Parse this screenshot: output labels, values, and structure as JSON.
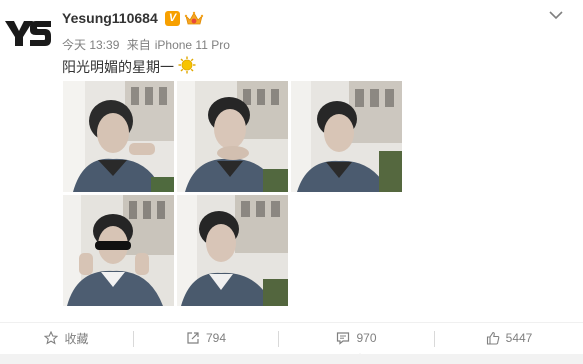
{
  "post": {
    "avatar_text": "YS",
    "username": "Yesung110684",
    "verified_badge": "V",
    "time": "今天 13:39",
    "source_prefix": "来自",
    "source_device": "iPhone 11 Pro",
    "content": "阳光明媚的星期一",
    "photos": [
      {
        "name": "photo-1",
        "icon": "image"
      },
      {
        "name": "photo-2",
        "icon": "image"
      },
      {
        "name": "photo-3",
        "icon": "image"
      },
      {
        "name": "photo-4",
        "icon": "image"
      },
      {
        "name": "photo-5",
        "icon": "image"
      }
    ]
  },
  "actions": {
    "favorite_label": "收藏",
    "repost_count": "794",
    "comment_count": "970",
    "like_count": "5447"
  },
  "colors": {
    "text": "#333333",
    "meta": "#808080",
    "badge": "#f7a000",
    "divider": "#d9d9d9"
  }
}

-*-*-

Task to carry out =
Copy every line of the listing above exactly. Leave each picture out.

Response to this task =
Parse this screenshot: output labels, values, and structure as JSON.
{
  "post": {
    "avatar_text": "YS",
    "username": "Yesung110684",
    "verified_badge": "V",
    "time": "今天 13:39",
    "source_prefix": "来自",
    "source_device": "iPhone 11 Pro",
    "content": "阳光明媚的星期一",
    "photos": [
      {
        "name": "photo-1",
        "icon": "image"
      },
      {
        "name": "photo-2",
        "icon": "image"
      },
      {
        "name": "photo-3",
        "icon": "image"
      },
      {
        "name": "photo-4",
        "icon": "image"
      },
      {
        "name": "photo-5",
        "icon": "image"
      }
    ]
  },
  "actions": {
    "favorite_label": "收藏",
    "repost_count": "794",
    "comment_count": "970",
    "like_count": "5447"
  },
  "colors": {
    "text": "#333333",
    "meta": "#808080",
    "badge": "#f7a000",
    "divider": "#d9d9d9"
  }
}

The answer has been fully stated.